Exploratory Workshop: Scientific Concepts and Investigative Practice

Workshop Organizers:

Uljana Feest (TU Berlin) & Friedrich Steinle (Bergische UniversittWuppertal)


Technische Universität Berlin, Hauptgebaeude, Strasse des 17. Juni, Raum H3005


May 22/23, 2009


May 22

9:00  9:15: Arrival

9:15  9:30: Introduction (Feest/Steinle)

1. Concept Formation and Knowledge Generation

9:30  10:30

Mieke Boon (Universiteit Twente): Circumventing the realism-debate — How concepts are made and shape the thinkable world

10:30  11:30

Hanne Andersen (Aarhus University): Concepts, knowledge, and groups

11:30-12:00: break

2. Models and Modeling in Conceptual Innovation

12:00  1:00

Nancy Nersessian (Georgia Institute of Technology): Modeling practices in conceptual innovation

1:00  2:30: lunch

2:30  3:30

Dirk Schlimm (McGill University): New approaches to the creation of mathematical concepts in the nineteenth century

3:30-4:00: coffee break

3. Definitions in Scientific Practice

4:00  5:00

Uljana Feest (Technische Universitt Berlin): Concept formation and theory-construction: The role of operational definitions

5:00  6:00

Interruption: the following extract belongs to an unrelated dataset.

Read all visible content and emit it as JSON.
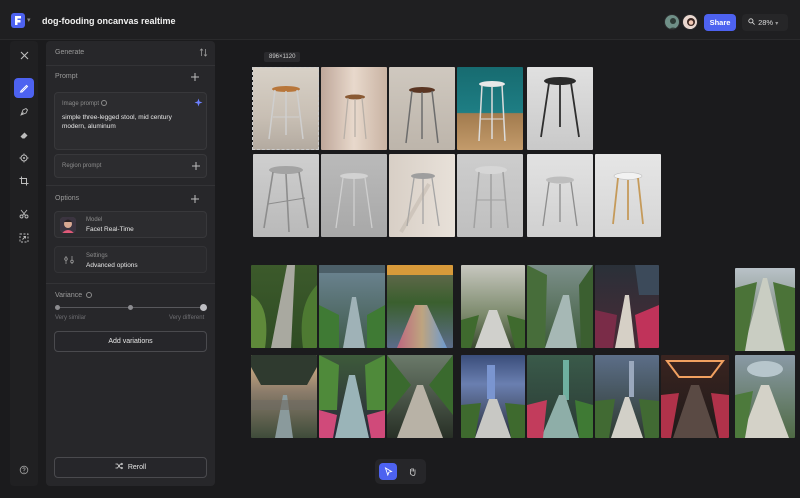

Corinne Bloch (Tel Aviv University/University of Pittsburgh): Definitions as tools in investigative practice

May 23

4. Concepts, Meaning, and Experiments

9:00  10:00

Theodore Arabatzis (National and Kapodistrian University of Athens): Experimentation and the meaning of scientific concepts

10:0  11:00

Friedrich Steinle (Bergische Universitt Wuppertal): Concepts and experiments

11:00  11:30 break

5. Philosophical Appraisals

11:30  12:30

Allan Gotthelf (University of Pittsburgh): Concepts and their Formation: philosophical support for the Steinle thesis

12:30  2:00: lunch

2:00  3:00

Andreas Bartels (Universitt Bonn): Skepticism about Concepts. What is its point and what does it mean for historians of science?

3:00  3:30: coffee

3:30  4:30: Final Discussion

Workshop Description

In the philosophy of science, concepts have traditionally been treated from the perspective of the rationality of conceptual change. Recently, however, there has been a surge of interest in the issue of how concepts themselves function in the research that gives rise to new scientific insights. While some philosophers and historians have framed their inquiries in terms of questions about the formation of empirical concepts in the investigative process, others have asked about the role of definitions in empirical research, or have started to examine the ways in which theoretical concepts figure in experimental practice. Yet others have attempted to model the cognitive mechanisms of the processes that can lead to creative conceptual innovations. Much of the work just mentioned is concerned with the empirical sciences, often quite explicitly focusing on the epistemology of experimentation. However, it is interesting to note that some recent work in the history and philosophy of mathematics has also investigated the ways in which conceptual structures contribute to knowledge generation.

While there are surely many differences among these various approaches, they share a few core elements. They focus on scientific concepts, rather than theories, as units of analysis, and on the ways in which concepts are formed and used rather than on what they represent. They analyze what has traditionally been called the context of discovery, rather than (or in addition to) the context of justification. And they examine the dynamics of research rather than the status of the finished research results.

These points raise several questions. For example:

–         Can concepts be clearly distinguished from the sets of beliefs we have about their referents?

–         What  if any  sense can be made of the separation between concepts and theories?

–         What are we to make of the terminological distinction between empirical and theoretical concepts in the light of Quines attack on the analytic/synthetic distinction?

–         Are there interesting similarities and differences between the productive role of concepts in the empirical sciences and in mathematics?

–         What underlying notion of investigative practice could be drawn on to explicate the role of concept use as an important scientific activity?

–         Is the distinction between discovery and justification really a helpful way of characterizing the research agendas pursued by scholars who are examining the role of concepts in investigative practice?

–         What is the philosophical import of inquiring into a dynamic (i.e., historical) process, and (conversely), from a historiographical point of view, does a focus on concepts face the danger of falling back into an old-fashioned version of the history of ideas?

Rationale of the Workshop

The workshop seeks to bring together scholars interested in the role of concepts in investigative practice in order to identify some key questions and issues, and to map out some directions for current and future research. We will invite participants to prepare a brief statement (10-15 minutes) in which they outline their own research interest, preferably by relating it to a scientific example. Speakers will be asked specifically to address at least some of the above questions, insofar as they are relevant to their research. However, they will, of course, also be encouraged to draw attention to other relevant questions. In addition, we would like speakers to reflect on what (if any) theory of concepts informs their research, and what bearing this has on the kinds of questions they ask.